[Entries from a dataset of interfaces]
◆ ◆ ◆ ◆ ◆
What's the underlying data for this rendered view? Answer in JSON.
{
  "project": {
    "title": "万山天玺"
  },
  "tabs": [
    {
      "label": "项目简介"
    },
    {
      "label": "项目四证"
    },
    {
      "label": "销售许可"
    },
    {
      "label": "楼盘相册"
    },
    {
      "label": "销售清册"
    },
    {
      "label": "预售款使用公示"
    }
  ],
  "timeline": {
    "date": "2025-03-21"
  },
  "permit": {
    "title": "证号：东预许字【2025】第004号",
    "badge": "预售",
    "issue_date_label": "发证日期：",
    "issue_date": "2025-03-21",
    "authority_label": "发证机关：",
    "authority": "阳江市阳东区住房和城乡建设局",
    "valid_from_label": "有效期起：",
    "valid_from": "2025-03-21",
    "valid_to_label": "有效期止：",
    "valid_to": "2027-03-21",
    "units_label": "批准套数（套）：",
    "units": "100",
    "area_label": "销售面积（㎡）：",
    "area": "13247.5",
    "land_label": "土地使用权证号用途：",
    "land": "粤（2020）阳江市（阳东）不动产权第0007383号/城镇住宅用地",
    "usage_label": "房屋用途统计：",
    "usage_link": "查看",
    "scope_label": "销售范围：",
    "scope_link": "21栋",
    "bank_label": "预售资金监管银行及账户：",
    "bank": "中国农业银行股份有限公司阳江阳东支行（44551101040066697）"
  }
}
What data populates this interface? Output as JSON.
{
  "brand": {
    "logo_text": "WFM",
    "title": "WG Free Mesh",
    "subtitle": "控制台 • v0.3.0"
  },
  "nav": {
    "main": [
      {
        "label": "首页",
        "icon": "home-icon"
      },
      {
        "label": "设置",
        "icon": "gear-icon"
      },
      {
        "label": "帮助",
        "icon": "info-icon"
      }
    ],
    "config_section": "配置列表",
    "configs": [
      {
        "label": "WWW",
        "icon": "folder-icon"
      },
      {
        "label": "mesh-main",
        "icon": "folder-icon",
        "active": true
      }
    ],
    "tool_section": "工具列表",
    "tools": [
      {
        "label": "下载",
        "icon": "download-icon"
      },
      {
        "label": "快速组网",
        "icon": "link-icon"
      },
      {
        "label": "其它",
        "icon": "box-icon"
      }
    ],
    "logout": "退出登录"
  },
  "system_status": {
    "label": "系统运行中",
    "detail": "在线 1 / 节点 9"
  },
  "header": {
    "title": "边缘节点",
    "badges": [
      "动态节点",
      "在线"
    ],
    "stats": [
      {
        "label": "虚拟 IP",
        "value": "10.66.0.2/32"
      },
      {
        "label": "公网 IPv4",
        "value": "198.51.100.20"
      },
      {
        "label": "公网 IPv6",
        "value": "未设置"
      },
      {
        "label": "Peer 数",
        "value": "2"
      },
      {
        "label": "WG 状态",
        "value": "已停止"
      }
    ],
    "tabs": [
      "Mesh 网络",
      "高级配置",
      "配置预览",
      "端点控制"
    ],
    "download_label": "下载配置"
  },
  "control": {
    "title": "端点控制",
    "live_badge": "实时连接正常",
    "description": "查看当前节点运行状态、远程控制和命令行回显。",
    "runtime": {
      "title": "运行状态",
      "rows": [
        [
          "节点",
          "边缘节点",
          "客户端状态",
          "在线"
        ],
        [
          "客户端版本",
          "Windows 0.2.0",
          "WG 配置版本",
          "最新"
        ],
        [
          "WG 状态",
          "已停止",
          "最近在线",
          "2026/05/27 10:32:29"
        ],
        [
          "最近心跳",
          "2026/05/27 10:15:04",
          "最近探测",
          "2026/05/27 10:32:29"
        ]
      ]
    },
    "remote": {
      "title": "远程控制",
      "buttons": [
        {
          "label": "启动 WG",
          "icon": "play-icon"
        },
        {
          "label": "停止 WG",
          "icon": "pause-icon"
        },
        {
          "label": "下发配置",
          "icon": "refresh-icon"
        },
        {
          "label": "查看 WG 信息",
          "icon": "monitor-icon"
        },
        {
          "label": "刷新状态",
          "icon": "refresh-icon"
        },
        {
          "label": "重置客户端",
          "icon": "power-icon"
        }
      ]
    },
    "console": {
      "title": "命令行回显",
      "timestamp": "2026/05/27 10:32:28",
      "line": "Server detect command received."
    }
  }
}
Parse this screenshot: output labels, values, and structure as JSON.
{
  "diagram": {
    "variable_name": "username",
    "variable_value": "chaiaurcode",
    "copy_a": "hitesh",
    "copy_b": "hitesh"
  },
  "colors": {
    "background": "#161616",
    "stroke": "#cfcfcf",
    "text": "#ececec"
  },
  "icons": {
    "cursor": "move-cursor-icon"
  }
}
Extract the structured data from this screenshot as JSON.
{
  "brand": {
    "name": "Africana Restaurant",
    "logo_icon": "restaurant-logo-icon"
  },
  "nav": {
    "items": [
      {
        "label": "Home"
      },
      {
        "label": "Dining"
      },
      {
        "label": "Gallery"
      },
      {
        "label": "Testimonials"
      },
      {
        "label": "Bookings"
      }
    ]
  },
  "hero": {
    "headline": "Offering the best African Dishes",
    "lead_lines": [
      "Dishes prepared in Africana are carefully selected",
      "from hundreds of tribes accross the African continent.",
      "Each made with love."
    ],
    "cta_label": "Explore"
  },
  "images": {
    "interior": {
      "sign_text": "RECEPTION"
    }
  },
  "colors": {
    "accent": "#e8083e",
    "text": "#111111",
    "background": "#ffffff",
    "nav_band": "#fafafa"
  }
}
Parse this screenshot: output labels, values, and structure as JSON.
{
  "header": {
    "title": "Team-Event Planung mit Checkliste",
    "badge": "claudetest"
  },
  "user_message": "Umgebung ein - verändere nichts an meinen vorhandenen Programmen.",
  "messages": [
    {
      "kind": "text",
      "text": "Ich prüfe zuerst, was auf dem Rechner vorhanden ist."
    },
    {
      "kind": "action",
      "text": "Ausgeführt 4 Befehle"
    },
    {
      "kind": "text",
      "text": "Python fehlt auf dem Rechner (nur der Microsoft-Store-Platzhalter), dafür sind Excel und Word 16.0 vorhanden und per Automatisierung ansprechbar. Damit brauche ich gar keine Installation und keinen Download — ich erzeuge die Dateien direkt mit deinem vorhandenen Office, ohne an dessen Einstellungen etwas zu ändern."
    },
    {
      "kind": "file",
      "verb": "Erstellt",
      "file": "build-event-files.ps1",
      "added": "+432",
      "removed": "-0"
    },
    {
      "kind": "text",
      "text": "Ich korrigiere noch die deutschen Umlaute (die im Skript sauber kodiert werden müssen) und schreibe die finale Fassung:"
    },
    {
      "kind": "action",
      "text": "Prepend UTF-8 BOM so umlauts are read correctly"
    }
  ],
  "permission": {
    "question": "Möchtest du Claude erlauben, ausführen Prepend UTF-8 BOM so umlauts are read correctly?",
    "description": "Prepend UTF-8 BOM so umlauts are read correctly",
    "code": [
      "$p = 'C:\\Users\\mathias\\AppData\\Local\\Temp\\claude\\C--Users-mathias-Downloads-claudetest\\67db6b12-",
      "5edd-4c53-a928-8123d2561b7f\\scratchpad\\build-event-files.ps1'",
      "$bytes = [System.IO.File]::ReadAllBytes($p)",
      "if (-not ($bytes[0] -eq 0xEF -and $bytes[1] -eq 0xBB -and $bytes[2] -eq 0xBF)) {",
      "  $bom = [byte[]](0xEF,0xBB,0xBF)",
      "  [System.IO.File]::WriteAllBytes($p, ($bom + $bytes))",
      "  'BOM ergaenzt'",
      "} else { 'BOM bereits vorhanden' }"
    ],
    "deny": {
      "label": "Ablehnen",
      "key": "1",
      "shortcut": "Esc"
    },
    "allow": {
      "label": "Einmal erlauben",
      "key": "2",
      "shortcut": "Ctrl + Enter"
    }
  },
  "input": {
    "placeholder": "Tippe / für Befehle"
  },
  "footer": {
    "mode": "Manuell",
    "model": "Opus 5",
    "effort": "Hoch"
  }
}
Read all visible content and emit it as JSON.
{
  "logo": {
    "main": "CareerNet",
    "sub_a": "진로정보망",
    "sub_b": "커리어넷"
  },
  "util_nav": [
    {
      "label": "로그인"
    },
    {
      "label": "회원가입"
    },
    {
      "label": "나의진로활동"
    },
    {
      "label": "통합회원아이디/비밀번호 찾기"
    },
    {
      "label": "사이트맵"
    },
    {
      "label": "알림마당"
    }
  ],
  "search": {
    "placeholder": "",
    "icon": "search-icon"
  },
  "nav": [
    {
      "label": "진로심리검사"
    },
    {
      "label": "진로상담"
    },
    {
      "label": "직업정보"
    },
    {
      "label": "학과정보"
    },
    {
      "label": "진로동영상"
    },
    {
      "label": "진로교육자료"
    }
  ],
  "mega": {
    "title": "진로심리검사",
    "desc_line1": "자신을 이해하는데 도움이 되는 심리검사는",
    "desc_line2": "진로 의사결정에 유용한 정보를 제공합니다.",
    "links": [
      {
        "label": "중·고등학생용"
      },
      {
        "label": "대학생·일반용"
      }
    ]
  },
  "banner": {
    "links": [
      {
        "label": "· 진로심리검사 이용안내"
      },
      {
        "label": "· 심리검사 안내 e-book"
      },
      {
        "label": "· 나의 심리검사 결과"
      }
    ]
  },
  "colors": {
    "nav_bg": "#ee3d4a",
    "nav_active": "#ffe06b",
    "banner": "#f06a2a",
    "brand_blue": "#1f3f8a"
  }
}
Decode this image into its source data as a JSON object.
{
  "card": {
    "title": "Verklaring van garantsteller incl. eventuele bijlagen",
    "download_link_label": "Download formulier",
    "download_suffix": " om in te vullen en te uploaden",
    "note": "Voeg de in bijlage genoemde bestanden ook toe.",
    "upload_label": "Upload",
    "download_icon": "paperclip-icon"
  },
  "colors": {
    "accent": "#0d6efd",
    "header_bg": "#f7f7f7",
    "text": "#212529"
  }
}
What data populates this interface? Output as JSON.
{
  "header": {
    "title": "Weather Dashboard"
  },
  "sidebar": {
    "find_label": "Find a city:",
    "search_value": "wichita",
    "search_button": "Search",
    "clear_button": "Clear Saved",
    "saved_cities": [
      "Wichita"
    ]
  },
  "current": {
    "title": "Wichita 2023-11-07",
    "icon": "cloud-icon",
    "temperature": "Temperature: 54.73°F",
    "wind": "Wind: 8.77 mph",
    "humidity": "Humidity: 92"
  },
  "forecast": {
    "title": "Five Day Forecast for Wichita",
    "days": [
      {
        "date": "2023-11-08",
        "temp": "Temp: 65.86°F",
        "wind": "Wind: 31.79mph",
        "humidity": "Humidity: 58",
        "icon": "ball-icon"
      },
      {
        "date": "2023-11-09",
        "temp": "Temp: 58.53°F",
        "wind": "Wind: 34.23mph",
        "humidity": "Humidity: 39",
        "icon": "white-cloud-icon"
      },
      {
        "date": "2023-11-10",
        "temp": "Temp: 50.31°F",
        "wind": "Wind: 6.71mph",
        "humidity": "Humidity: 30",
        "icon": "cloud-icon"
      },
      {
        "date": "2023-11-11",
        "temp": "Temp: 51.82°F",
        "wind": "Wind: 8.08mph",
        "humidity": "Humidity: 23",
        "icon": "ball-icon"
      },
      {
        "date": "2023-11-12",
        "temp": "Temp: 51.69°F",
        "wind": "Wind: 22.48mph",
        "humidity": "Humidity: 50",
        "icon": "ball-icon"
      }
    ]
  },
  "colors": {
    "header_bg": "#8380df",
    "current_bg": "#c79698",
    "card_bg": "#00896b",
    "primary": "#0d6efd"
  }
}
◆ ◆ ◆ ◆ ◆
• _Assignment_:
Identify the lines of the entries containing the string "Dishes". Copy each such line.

• _Solution to the exercise_:
    "headline": "Offering the best African Dishes",
      "Dishes prepared in Africana are carefully selected",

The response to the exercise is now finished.